REQUIREMENT
Search the data for "location". Each line containing it is to be copied.

*****

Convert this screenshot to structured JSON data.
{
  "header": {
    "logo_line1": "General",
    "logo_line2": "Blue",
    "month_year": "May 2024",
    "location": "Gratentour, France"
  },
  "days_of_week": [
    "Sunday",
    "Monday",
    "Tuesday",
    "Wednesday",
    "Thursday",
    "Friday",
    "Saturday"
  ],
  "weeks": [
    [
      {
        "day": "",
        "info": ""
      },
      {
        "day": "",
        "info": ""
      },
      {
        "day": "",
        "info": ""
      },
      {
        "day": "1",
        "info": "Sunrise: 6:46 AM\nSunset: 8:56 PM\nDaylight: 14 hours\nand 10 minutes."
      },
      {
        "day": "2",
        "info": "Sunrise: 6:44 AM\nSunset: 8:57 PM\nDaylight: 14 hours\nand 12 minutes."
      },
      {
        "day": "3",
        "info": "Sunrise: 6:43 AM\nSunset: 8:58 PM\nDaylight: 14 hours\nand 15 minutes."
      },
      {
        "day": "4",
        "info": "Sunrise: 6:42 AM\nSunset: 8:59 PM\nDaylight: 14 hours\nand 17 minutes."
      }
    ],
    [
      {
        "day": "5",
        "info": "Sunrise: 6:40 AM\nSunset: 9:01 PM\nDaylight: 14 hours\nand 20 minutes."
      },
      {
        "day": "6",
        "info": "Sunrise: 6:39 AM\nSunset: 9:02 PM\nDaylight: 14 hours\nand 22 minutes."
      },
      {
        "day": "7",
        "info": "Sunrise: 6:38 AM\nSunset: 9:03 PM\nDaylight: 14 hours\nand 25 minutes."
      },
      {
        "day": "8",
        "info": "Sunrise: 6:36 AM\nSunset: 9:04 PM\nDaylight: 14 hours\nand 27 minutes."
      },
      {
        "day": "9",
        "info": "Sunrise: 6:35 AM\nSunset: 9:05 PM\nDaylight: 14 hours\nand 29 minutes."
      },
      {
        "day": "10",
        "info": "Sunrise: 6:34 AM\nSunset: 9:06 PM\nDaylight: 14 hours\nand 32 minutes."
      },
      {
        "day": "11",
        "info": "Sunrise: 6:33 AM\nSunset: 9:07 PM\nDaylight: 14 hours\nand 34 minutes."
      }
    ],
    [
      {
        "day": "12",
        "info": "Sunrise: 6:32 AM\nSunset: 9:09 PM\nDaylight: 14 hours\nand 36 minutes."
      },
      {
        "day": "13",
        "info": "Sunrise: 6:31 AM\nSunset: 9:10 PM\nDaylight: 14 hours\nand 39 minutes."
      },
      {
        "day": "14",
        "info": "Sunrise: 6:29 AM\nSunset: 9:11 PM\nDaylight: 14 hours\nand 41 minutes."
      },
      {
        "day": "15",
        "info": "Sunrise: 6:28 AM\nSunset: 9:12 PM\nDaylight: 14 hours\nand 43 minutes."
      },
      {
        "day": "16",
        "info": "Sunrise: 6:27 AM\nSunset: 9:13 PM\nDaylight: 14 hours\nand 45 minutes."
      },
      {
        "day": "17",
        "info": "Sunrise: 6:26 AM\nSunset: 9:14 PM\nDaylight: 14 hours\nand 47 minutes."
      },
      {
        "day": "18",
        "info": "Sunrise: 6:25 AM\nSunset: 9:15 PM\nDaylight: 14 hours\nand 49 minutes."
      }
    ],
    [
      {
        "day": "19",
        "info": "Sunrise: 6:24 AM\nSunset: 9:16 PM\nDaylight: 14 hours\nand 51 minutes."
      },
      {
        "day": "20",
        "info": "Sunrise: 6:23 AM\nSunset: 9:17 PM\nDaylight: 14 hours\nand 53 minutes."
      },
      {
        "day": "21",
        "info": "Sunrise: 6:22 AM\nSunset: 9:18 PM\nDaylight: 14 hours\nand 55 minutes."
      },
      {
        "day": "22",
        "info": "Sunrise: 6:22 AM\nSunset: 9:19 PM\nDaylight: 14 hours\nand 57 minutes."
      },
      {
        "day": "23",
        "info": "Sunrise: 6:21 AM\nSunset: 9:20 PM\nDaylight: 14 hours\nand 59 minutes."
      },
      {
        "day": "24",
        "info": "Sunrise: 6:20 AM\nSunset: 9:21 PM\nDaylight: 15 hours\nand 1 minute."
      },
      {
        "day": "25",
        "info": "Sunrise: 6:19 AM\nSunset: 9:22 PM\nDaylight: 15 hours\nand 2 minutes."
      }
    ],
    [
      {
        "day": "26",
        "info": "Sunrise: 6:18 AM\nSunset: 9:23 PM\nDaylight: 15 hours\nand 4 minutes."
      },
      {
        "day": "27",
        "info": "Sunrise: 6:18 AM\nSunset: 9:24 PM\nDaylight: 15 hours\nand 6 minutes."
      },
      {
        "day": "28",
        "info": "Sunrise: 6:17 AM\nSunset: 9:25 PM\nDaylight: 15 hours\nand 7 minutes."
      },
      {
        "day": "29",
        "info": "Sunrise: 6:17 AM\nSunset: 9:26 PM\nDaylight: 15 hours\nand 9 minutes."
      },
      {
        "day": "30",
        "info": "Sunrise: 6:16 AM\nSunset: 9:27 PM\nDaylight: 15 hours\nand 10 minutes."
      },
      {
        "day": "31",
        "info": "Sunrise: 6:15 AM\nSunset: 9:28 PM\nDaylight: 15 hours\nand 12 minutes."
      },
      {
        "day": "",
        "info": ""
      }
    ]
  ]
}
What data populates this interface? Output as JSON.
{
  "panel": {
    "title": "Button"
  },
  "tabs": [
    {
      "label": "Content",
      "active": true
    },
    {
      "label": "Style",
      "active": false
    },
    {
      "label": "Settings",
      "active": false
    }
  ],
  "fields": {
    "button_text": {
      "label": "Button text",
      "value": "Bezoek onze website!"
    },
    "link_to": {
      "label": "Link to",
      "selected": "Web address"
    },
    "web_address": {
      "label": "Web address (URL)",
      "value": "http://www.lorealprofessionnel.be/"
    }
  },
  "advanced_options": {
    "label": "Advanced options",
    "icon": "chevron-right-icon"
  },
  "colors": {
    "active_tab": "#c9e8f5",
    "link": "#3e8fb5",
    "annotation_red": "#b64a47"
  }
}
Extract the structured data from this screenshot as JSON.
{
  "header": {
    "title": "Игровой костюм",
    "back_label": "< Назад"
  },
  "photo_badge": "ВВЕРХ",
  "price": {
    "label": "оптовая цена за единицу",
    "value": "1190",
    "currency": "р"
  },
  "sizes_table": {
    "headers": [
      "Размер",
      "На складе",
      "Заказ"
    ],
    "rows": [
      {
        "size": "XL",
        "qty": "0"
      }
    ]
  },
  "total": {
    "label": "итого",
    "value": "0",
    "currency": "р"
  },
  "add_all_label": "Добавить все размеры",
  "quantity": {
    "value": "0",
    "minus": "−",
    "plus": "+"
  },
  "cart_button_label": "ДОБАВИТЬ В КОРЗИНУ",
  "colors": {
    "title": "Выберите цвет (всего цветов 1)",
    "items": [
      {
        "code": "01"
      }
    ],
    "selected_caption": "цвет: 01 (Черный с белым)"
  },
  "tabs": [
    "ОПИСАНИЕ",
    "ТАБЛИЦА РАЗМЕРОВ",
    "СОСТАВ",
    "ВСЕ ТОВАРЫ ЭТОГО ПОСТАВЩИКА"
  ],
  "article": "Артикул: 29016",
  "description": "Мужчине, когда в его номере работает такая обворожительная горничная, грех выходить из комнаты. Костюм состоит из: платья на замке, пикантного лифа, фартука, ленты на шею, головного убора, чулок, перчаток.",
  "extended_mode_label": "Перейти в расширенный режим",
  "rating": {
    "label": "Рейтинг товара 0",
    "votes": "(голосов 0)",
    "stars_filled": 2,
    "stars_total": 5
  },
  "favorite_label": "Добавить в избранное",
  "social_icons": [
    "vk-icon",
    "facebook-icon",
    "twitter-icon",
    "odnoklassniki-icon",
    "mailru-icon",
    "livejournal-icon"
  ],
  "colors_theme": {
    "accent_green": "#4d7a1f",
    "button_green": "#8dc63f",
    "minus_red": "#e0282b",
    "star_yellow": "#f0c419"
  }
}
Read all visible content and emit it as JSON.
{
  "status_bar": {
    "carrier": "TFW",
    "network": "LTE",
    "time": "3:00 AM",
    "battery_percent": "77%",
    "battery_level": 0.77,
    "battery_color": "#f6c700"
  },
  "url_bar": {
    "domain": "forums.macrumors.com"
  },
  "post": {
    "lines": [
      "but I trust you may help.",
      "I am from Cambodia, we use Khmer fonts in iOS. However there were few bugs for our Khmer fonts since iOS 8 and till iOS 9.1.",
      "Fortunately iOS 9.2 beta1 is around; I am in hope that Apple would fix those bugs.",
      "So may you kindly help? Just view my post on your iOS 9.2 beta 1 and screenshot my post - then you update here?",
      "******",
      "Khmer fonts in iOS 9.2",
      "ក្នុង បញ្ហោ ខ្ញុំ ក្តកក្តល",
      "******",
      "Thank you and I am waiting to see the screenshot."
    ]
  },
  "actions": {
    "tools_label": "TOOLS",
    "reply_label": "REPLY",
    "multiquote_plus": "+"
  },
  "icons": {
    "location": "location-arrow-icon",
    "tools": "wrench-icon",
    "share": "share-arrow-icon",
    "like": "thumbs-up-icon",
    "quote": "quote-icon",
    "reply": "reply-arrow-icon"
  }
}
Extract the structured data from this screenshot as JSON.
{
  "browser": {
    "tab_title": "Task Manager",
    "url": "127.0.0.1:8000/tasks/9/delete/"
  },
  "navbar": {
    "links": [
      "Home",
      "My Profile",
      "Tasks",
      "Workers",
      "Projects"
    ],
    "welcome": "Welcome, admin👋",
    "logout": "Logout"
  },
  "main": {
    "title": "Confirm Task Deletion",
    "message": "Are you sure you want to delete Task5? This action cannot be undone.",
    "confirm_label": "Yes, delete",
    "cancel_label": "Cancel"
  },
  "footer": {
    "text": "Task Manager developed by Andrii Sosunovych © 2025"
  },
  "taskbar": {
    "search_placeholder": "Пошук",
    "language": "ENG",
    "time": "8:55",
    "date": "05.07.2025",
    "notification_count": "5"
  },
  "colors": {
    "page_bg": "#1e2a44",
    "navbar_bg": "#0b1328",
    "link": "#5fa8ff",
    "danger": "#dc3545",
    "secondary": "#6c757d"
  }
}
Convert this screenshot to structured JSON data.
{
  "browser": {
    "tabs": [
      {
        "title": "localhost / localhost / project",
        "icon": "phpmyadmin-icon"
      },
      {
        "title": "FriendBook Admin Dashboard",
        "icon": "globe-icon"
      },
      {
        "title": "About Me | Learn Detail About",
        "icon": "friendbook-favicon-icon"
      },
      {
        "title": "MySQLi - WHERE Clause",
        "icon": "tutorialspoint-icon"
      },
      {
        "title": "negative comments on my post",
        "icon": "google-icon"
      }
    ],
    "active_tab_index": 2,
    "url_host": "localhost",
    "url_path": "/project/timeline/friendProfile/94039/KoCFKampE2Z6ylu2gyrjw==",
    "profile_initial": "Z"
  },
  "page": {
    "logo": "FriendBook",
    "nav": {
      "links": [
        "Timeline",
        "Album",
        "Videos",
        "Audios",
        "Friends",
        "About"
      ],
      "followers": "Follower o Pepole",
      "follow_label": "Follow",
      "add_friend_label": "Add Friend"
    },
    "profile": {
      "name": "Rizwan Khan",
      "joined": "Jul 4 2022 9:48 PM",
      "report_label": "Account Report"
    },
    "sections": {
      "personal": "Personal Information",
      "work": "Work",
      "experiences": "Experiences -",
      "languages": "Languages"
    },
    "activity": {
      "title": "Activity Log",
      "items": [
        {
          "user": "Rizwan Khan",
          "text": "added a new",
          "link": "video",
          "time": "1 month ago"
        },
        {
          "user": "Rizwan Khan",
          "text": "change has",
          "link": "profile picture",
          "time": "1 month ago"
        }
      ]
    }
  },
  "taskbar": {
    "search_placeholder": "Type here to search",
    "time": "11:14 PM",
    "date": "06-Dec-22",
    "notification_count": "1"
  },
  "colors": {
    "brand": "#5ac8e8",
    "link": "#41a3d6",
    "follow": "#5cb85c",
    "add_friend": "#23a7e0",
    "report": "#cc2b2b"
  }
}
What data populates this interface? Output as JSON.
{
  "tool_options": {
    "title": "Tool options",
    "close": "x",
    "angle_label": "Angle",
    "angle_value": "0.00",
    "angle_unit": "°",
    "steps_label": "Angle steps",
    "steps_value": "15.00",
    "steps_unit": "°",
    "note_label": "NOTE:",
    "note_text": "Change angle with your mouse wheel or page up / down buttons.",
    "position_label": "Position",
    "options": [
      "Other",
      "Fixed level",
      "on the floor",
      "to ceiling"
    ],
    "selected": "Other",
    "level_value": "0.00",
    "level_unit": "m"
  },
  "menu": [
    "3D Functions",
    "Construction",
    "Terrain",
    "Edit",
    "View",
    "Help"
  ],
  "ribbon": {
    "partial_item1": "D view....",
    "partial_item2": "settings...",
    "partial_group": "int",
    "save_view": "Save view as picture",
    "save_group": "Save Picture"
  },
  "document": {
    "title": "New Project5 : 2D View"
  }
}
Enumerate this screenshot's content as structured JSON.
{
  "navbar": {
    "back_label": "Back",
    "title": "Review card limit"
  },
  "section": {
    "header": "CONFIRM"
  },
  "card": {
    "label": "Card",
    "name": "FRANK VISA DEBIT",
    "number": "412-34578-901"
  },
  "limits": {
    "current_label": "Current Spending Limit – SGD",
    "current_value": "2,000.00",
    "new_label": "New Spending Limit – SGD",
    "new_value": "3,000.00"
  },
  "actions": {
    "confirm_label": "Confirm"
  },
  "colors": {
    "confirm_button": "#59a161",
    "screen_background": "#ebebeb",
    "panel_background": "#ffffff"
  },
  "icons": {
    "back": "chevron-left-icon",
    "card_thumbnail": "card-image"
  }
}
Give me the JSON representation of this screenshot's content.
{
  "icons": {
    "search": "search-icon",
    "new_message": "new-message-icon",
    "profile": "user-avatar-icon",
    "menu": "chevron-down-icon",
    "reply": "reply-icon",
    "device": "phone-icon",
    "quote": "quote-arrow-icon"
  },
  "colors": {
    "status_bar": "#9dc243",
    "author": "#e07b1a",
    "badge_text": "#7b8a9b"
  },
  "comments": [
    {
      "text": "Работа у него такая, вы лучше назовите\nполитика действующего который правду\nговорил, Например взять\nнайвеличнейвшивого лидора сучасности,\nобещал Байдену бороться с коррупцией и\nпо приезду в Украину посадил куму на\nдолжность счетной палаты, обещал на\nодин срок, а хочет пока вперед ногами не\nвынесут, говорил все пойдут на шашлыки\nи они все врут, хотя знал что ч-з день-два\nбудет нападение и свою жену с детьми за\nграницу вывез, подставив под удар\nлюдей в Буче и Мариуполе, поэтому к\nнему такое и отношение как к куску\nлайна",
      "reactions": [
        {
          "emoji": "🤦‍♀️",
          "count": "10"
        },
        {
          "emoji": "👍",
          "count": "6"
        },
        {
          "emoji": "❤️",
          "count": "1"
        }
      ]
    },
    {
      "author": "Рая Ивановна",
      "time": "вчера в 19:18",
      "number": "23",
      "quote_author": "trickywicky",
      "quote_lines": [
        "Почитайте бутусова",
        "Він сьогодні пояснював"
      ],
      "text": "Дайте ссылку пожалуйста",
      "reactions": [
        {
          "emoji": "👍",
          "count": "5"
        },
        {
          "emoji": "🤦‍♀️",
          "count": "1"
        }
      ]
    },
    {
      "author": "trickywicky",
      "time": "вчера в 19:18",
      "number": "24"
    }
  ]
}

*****

REPLY TO THE TASK
    "location": "Gratentour, France"
    "location": "location-arrow-icon",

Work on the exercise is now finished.